Which lines hold the word "action"? Copy each of them from the material.

[[ SUPPLIED INFORMATION, beginning ]]

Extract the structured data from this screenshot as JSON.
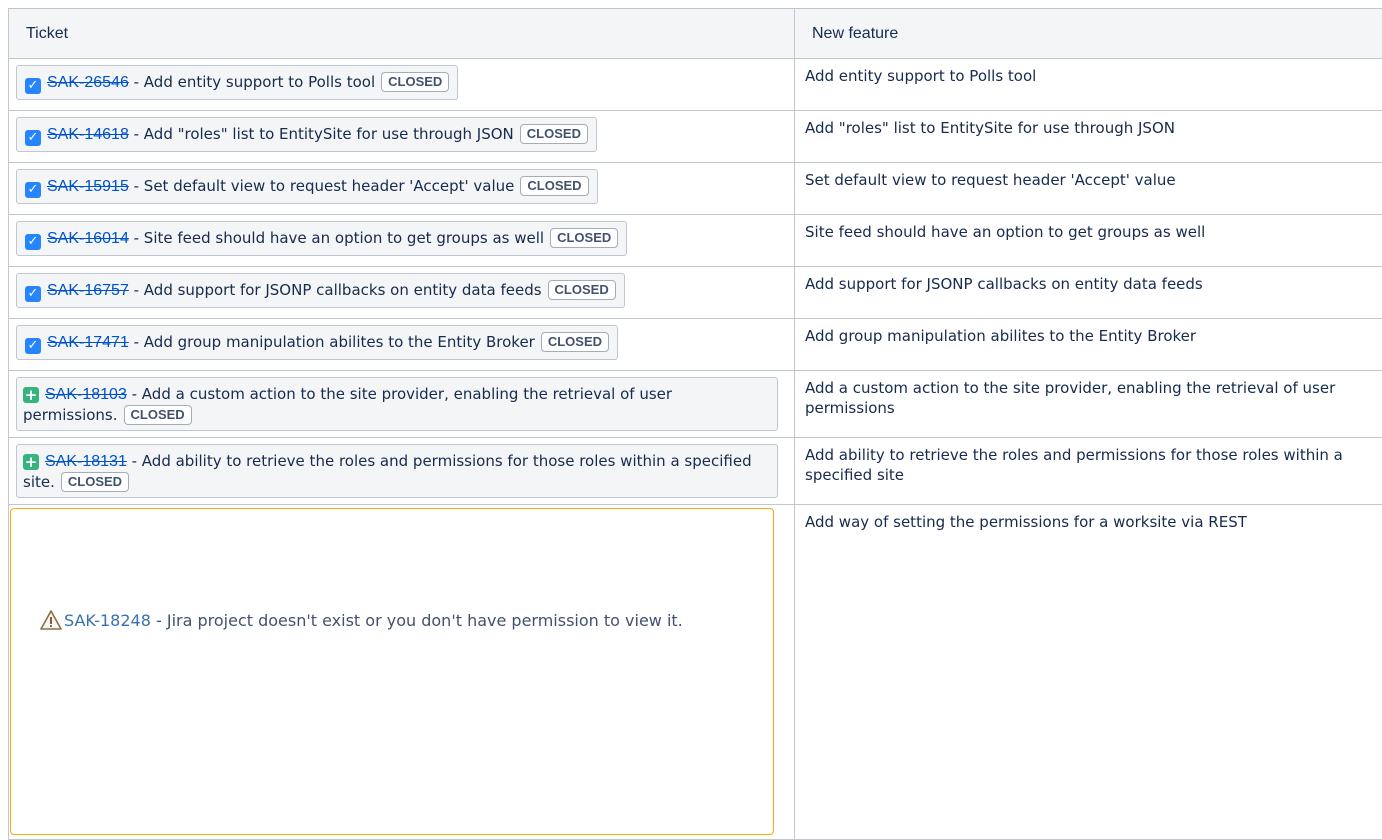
{
  "headers": {
    "ticket": "Ticket",
    "feature": "New feature"
  },
  "status_label": "CLOSED",
  "rows": [
    {
      "key": "SAK-26546",
      "summary": "Add entity support to Polls tool",
      "feature": "Add entity support to Polls tool",
      "type_icon": "checkbox-icon"
    },
    {
      "key": "SAK-14618",
      "summary": "Add \"roles\" list to EntitySite for use through JSON",
      "feature": "Add \"roles\" list to EntitySite for use through JSON",
      "type_icon": "checkbox-icon"
    },
    {
      "key": "SAK-15915",
      "summary": "Set default view to request header 'Accept' value",
      "feature": "Set default view to request header 'Accept' value",
      "type_icon": "checkbox-icon"
    },
    {
      "key": "SAK-16014",
      "summary": "Site feed should have an option to get groups as well",
      "feature": "Site feed should have an option to get groups as well",
      "type_icon": "checkbox-icon"
    },
    {
      "key": "SAK-16757",
      "summary": "Add support for JSONP callbacks on entity data feeds",
      "feature": "Add support for JSONP callbacks on entity data feeds",
      "type_icon": "checkbox-icon"
    },
    {
      "key": "SAK-17471",
      "summary": "Add group manipulation abilites to the Entity Broker",
      "feature": "Add group manipulation abilites to the Entity Broker",
      "type_icon": "checkbox-icon"
    },
    {
      "key": "SAK-18103",
      "summary": "Add a custom action to the site provider, enabling the retrieval of user permissions.",
      "feature": "Add a custom action to the site provider, enabling the retrieval of user permissions",
      "type_icon": "plus-icon"
    },
    {
      "key": "SAK-18131",
      "summary": "Add ability to retrieve the roles and permissions for those roles within a specified site.",
      "feature": "Add ability to retrieve the roles and permissions for those roles within a specified site",
      "type_icon": "plus-icon"
    }
  ],
  "warning_row": {
    "key": "SAK-18248",
    "message": "Jira project doesn't exist or you don't have permission to view it.",
    "feature": "Add way of setting the permissions for a worksite via REST",
    "icon": "warning-icon"
  },
  "colors": {
    "link": "#0052cc",
    "check": "#2684ff",
    "plus": "#36b37e",
    "warning_border": "#ffab00",
    "header_bg": "#f4f5f7"
  }
}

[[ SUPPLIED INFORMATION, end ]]

» OUTPUT FOR THIS TASK:
      "summary": "Add a custom action to the site provider, enabling the retrieval of user permissions.",
      "feature": "Add a custom action to the site provider, enabling the retrieval of user permissions",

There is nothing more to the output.